▶ What is being asked
Even if the data beneath seems repetitive, write it all out again exactly.

▶ Data listing
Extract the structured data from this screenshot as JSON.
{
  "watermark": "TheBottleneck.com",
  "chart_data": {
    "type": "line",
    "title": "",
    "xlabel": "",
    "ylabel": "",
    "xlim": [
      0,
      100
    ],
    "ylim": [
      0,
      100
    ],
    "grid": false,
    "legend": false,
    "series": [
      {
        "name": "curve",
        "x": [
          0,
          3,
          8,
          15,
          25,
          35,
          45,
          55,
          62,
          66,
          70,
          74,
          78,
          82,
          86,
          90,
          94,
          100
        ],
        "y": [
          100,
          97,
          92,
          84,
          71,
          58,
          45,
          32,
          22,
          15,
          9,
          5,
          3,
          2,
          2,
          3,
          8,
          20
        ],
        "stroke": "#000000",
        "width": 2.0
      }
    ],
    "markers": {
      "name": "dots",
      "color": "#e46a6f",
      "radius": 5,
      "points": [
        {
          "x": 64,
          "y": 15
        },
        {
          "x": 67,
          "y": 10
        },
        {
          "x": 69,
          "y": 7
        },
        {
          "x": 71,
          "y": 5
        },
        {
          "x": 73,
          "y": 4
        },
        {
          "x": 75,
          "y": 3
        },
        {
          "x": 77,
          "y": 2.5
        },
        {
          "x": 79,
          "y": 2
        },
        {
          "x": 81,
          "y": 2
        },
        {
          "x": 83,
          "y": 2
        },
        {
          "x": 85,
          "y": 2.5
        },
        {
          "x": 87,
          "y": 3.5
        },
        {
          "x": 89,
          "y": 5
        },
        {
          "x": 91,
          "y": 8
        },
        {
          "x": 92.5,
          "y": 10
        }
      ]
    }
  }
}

▶ Task output
Extract the structured data from this screenshot as JSON.
{
  "watermark": "TheBottleneck.com",
  "chart_data": {
    "type": "line",
    "title": "",
    "xlabel": "",
    "ylabel": "",
    "xlim": [
      0,
      100
    ],
    "ylim": [
      0,
      100
    ],
    "grid": false,
    "legend": false,
    "series": [
      {
        "name": "curve",
        "x": [
          0,
          3,
          8,
          15,
          25,
          35,
          45,
          55,
          62,
          66,
          70,
          74,
          78,
          82,
          86,
          90,
          94,
          100
        ],
        "y": [
          100,
          97,
          92,
          84,
          71,
          58,
          45,
          32,
          22,
          15,
          9,
          5,
          3,
          2,
          2,
          3,
          8,
          20
        ],
        "stroke": "#000000",
        "width": 2.0
      }
    ],
    "markers": {
      "name": "dots",
      "color": "#e46a6f",
      "radius": 5,
      "points": [
        {
          "x": 64,
          "y": 15
        },
        {
          "x": 67,
          "y": 10
        },
        {
          "x": 69,
          "y": 7
        },
        {
          "x": 71,
          "y": 5
        },
        {
          "x": 73,
          "y": 4
        },
        {
          "x": 75,
          "y": 3
        },
        {
          "x": 77,
          "y": 2.5
        },
        {
          "x": 79,
          "y": 2
        },
        {
          "x": 81,
          "y": 2
        },
        {
          "x": 83,
          "y": 2
        },
        {
          "x": 85,
          "y": 2.5
        },
        {
          "x": 87,
          "y": 3.5
        },
        {
          "x": 89,
          "y": 5
        },
        {
          "x": 91,
          "y": 8
        },
        {
          "x": 92.5,
          "y": 10
        }
      ]
    }
  }
}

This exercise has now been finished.